There could be various reasons why no institutions own shares in a company. Typically, small, newly listed companies don't attract much attention from fund managers, because it would not be possible for large fund managers to build a meaningful position in the company. Alternatively, there might be something about the company that has kept institutional investors away. Institutional investors may not find the historic growth of the business impressive, or there might be other factors at play. You can see the past revenue performance of Aspial, for yourself, below.

earnings-and-revenue-growth
earnings-and-revenue-growth

Aspial is not owned by hedge funds. The company's largest shareholder is MLHS Holdings Pte Ltd., with ownership of 54%. This implies that they have majority interest control of the future of the company. With 19% and 4.9% of the shares outstanding respectively, Wee Seng Koh and Soo Lung Tan are the second and third largest shareholders. Wee Seng Koh, who is the second-largest shareholder, also happens to hold the title of Chief Executive Officer.

While it makes sense to study institutional ownership data for a company, it also makes sense to study analyst sentiments to know which way the wind is blowing. Our information suggests that there isn't any analyst coverage of the stock, so it is probably little known.

Insider Ownership Of Aspial

While the precise definition of an insider can be subjective, almost everyone considers board members to be insiders. Company management run the business, but the CEO will answer to the board, even if he or she is a member of it.

Most consider insider ownership a positive because it can indicate the board is well aligned with other shareholders.

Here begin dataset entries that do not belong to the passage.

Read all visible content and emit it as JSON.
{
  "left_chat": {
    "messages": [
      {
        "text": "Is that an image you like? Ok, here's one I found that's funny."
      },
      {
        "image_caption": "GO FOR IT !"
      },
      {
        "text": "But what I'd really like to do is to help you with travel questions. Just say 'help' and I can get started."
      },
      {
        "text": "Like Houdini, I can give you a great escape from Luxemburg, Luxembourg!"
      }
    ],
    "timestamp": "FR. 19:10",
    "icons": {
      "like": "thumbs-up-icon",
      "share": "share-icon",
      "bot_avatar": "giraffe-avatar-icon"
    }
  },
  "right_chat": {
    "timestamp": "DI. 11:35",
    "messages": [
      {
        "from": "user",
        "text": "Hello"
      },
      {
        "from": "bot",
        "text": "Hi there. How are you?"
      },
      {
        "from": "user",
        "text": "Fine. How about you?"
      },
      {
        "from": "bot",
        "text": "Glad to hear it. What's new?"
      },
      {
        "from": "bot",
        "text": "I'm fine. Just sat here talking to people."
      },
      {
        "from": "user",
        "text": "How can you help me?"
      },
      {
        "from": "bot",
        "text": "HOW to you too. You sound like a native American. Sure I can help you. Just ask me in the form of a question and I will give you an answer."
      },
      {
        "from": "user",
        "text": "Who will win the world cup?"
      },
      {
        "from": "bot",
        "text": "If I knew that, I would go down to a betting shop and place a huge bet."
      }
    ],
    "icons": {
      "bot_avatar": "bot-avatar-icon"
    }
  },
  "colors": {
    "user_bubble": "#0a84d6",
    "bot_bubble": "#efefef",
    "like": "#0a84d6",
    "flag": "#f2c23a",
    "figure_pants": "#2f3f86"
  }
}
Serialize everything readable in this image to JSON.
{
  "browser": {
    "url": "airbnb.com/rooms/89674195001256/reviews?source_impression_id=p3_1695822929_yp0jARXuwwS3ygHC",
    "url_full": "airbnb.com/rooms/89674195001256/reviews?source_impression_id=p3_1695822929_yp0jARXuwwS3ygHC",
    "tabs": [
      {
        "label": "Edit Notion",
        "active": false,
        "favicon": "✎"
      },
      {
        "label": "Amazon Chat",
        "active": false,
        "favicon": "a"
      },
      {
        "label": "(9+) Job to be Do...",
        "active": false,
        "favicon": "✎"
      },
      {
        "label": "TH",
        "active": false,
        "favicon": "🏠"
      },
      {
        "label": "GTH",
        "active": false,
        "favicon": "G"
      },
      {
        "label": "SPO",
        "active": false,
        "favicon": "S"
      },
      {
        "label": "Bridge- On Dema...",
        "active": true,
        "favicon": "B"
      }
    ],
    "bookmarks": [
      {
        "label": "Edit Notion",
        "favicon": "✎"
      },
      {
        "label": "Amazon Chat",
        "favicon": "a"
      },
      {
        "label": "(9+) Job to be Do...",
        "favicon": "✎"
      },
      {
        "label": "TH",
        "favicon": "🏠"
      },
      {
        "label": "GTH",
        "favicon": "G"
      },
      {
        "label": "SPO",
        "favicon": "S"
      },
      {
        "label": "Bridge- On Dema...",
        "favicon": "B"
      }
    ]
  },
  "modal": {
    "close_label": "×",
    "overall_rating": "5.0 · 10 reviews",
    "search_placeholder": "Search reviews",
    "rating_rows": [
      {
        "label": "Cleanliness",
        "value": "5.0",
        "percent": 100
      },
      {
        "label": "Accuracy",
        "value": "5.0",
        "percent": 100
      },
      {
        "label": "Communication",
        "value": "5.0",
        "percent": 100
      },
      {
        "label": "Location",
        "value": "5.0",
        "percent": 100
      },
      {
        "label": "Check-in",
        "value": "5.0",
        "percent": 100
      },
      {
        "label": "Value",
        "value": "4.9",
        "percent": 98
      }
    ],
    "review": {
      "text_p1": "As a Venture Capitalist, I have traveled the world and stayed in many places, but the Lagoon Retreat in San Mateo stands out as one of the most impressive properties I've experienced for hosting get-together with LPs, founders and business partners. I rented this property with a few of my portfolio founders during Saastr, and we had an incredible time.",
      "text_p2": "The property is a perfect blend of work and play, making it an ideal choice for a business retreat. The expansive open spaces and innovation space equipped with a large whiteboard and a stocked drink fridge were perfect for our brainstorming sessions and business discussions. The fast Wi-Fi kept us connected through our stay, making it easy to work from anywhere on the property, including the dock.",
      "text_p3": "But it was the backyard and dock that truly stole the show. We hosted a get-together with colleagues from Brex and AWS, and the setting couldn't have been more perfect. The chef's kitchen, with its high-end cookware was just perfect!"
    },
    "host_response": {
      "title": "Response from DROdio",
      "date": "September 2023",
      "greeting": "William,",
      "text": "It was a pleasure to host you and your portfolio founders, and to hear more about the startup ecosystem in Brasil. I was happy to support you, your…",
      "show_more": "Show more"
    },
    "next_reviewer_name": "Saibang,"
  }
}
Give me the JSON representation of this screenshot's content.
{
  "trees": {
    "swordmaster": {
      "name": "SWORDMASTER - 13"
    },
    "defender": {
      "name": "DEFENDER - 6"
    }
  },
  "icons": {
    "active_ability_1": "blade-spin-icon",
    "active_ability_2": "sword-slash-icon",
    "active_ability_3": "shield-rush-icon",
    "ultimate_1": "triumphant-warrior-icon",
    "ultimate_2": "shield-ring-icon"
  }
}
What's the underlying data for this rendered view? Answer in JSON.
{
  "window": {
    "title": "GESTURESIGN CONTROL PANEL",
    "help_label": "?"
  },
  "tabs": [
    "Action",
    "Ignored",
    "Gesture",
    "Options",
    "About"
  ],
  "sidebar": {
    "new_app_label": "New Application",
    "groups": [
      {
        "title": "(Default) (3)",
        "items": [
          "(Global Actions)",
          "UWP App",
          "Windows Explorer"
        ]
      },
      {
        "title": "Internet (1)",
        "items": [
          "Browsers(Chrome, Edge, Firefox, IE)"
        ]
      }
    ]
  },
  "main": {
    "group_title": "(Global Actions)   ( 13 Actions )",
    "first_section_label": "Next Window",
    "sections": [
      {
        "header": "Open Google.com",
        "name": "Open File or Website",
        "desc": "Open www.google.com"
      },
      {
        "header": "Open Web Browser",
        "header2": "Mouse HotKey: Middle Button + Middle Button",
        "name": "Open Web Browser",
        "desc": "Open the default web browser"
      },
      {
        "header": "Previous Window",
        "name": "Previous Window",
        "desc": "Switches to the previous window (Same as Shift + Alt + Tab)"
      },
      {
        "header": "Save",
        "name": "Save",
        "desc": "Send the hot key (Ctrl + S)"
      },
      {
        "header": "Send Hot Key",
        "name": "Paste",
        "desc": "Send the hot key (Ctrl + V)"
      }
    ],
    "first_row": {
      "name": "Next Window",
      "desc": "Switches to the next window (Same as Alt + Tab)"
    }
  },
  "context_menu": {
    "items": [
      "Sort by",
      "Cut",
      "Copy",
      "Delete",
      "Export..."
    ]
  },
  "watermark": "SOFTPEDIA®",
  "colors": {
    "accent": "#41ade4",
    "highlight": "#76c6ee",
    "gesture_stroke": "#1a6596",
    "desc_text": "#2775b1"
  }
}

However, on some occasions too much power is concentrated within this group.

Our information suggests that insiders maintain a significant holding in Aspial Corporation Limited. Insiders have a S$50m stake in this S$149m business. It is great to see insiders so invested in the business. It might be worth checking if those insiders have been buying recently.

General Public Ownership

The general public-- including retail investors -- own 12% stake in the company, and hence can't easily be ignored. While this group can't necessarily call the shots, it can certainly have a real influence on how the company is run.

Private Company Ownership

It seems that Private Companies own 54%, of the Aspial stock. It might be worth looking deeper into this. If related parties, such as insiders, have an interest in one of these private companies, that should be disclosed in the annual report. Private companies may also have a strategic interest in the company.

Next Steps:

While it is well worth considering the different groups that own a company, there are other factors that are even more important. Consider for instance, the ever-present spectre of investment risk. We've identified 3 warning signs with Aspial (at least 2 which are concerning) , and understanding them should be part of your investment process.

Of course this may not be the best stock to buy. So take a peek at this free free list of interesting companies.

NB: Figures in this article are calculated using data from the last twelve months, which refer to the 12-month period ending on the last date of the month the financial statement is dated. This may not be consistent with full year annual report figures.

Have feedback on this article? Concerned about the content? Get in touch with us directly. Alternatively, email editorial-team (at) simplywallst.com.

This article by Simply Wall St is general in nature. We provide commentary based on historical data and analyst forecasts only using an unbiased methodology and our articles are not intended to be financial advice. It does not constitute a recommendation to buy or sell any stock, and does not take account of your objectives, or your financial situation. We aim to bring you long-term focused analysis driven by fundamental data. Note that our analysis may not factor in the latest price-sensitive company announcements or qualitative material. Simply Wall St has no position in any stocks mentioned.